Militarie GunAll Roads Lead to the Gun (melodic hardcore, post-punk, alt rock)

Many people may be familiar with Ian Shelton’s other work in bands such as Regional Justice Center (who released an incredible record this year) and Self Defense Family. Unlike those two bands who range from powerviolence to alternative and emo, Militarie Gun align themselves more along the lines of melodic hardcore while mixing in elements of post punk and alt rock. The closest band that comes to mind would be Fugazi, but the band also offer a lot more in terms of melody in contrast with Ian’s shouted vocals that brings to mind a band like Fucked Up. This EP flies by at only 9 minutes but it is infectious and brings you back time and time again.

This is the first of a two part EP series, with the second to follow in September and I cannot wait. This is definitely my favorite EP of this year so far and is a great entry point into the hardcore scene.

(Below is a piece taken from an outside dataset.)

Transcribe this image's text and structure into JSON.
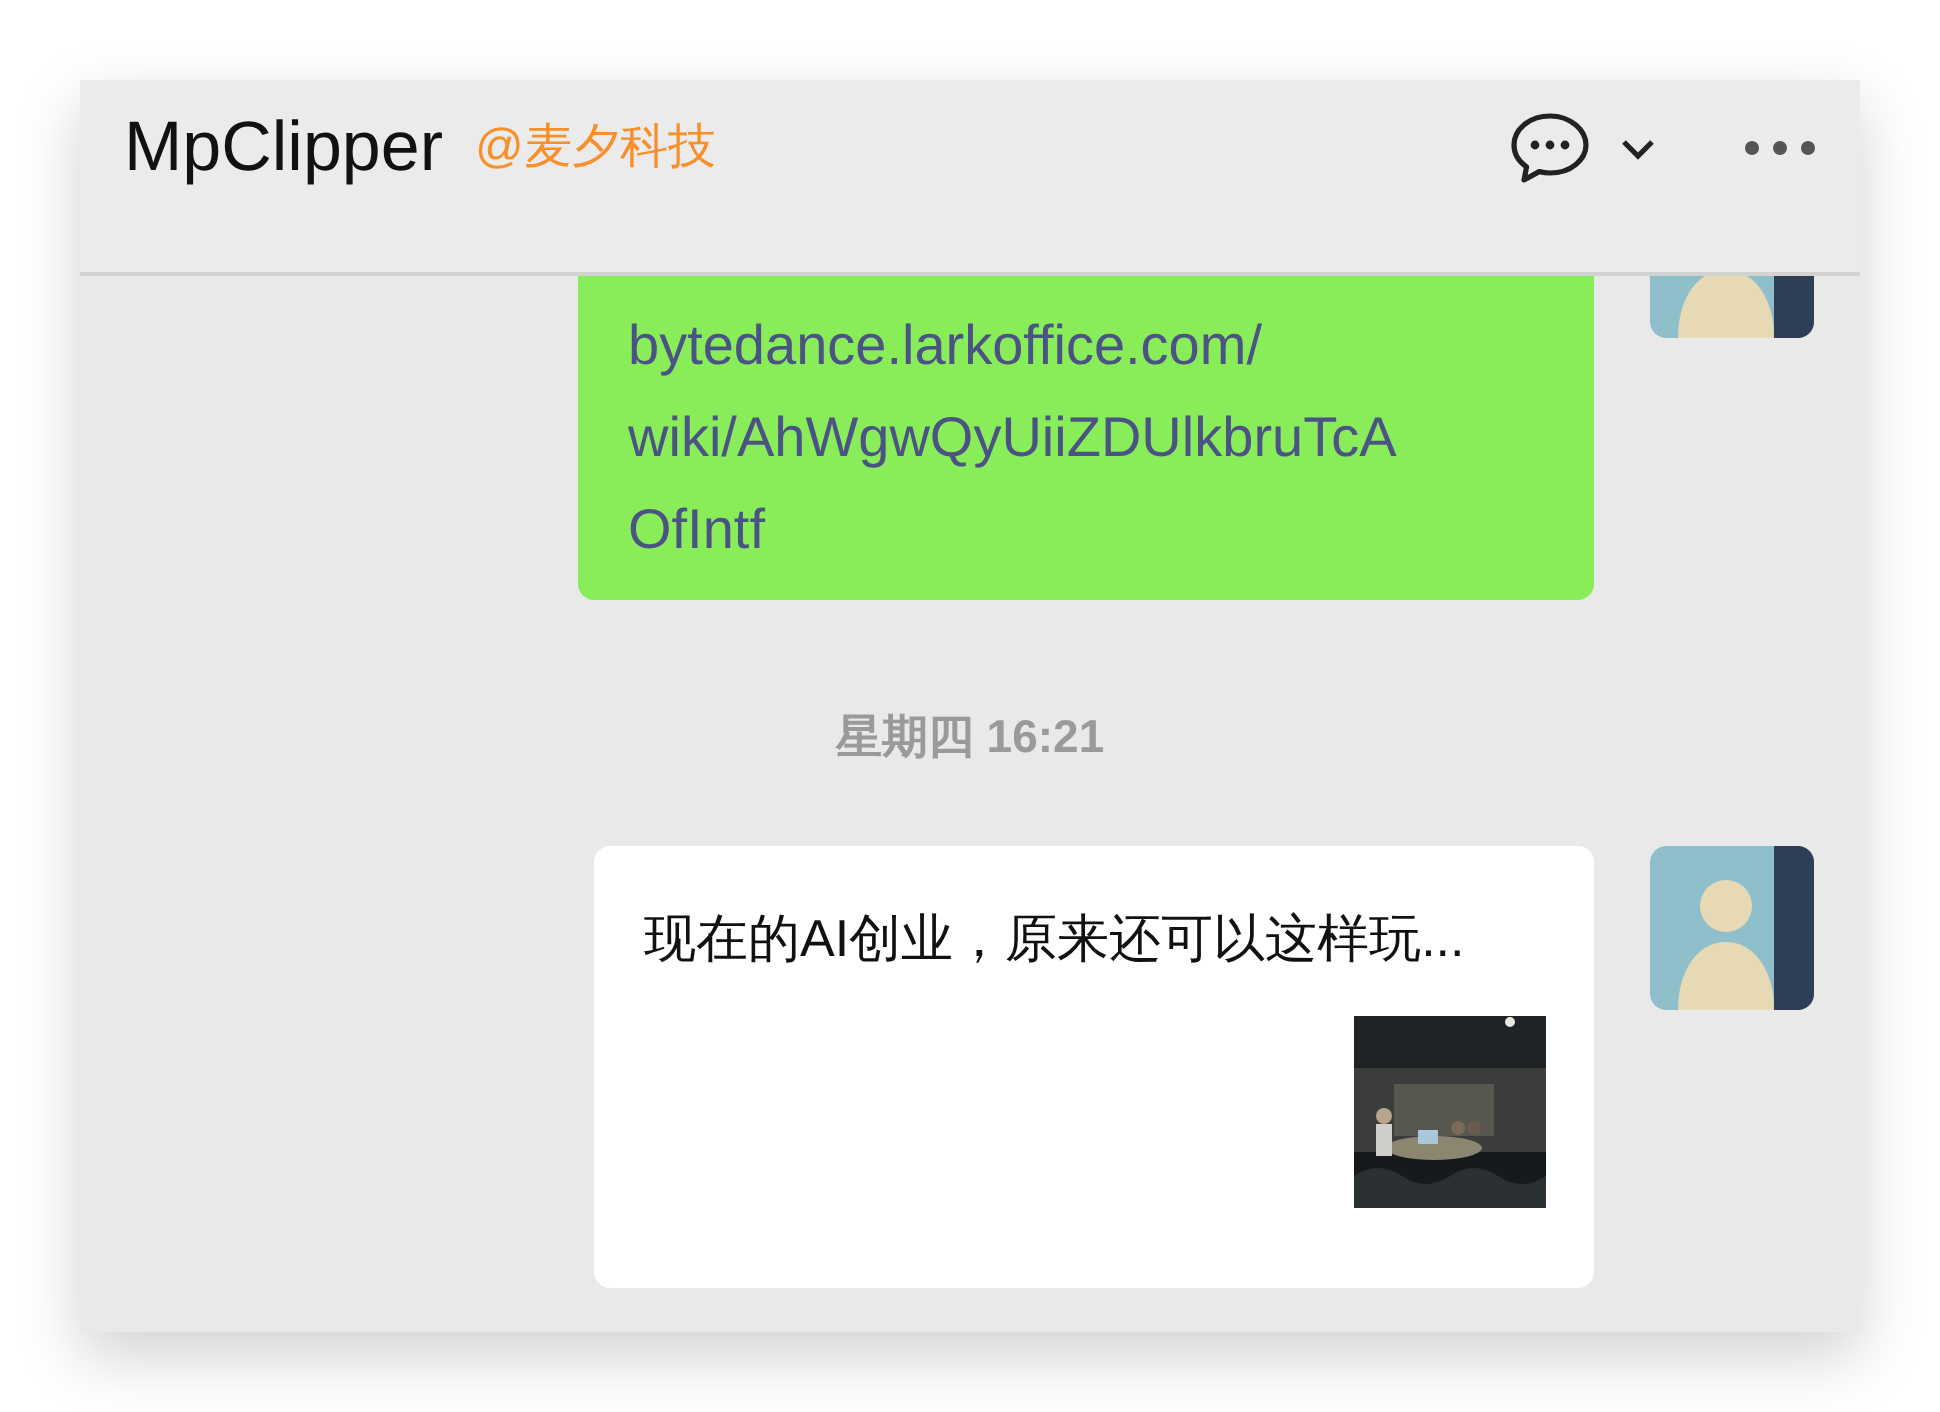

SentinelSense of Dread (NWOBHM, punk, hardcore)

I love bands that blur the lines of music and can’t be packaged into a neat little box. Sentinel is one of those bands. If you are into Venom, Motorhead and Bastard then this is for you. The band is also a supergroup of sorts with members from M.A.D., Mindforce, Restraining Order and Age of Apocalypse. If that all doesn’t get you pumped then I don’t know what to tell you. Ace of M.A.D. is the madman (and frontman) behind the band and he does a great job of once again taking you on a journey that is just pure fun. I had the pleasure of speaking to him briefly and made the comment that I truly enjoy that both of his bands are “hardcore-adjacent” but aren’t directly on the nose, giving them a lot of room to experiment with different sounds and potential tours, if they are all able to get together with them being all over the map and in other active bands. I truly hope I am able to catch them at least once because this record is great.


Tooth and Claw – Dream of Ascension (hardcore, death metal, metalcore)

For my last entry this month I am leaving you with one of my most anticipated records in a while. It hits all the right notes but fell a TINY bit short of repeat plays for me than Dead Heat so that’s why it didn’t end up as my album of choice for The Wall of Death. Why is it my most anticipated? Well, it is a who’s who of musicians from various acts that are pivotal to my love of hardcore. To call this a supergroup is an understatement. This is SUPERGROUP consisting of members of Earth Crisis, Undying, Catharsis, Sect, Die Young and Magnitude. The first thing you will notice if you listen to Earth Crisis, is Scott Crouse’s very distinct groove oriented guitarwork. As the primary songwriter and person who produced the record, it works really well in bringing an early 90’s metallic hardcore sound but also injecting elements of death metal and even thrash. I think a good reference point for this record is early Integrity and Sepultura records (whom Earth Crisis draw heavily from). The reason I really love this record is that it is so diverse with each song sounding unique but a sound that is them at the same time. I find myself picking a new song and then saying it’s my favorite every time I listen and I have listened to it a lot! I truly hope I can catch these guys if they ever decide to tour. It would be insane!


The Circle Pit

BelvedereHindsight Is The Sixth Sense (skate punk, post-hardcore)
Crown MagnetarThe Codex of Flesh (tech-deathcore)
The Devil Wears PradaZII (metalcore)
The Ember, The AshFixation (blackened hardcore)
Ends of SanityEnds of Sanity (hardcore)
GalleonsGalleons (post-hardcore, nu-prog)
HoneyForever Fire (crossover thrash)
ImprisonedNerve (metallic hardcore)
Mental CrueltyA Hill To Die Upon (deathcore)
MouthBreatherI’m Sorry Mr. Salesman (mathcore, grindcore)
No Light EscapesThe Purity of Grief (metalcore, deathcore)
OsiahLoss (progressive deathcore)
Out of HandExility (crossover, hardcore)

Calder Dougherty

Published 3 years ago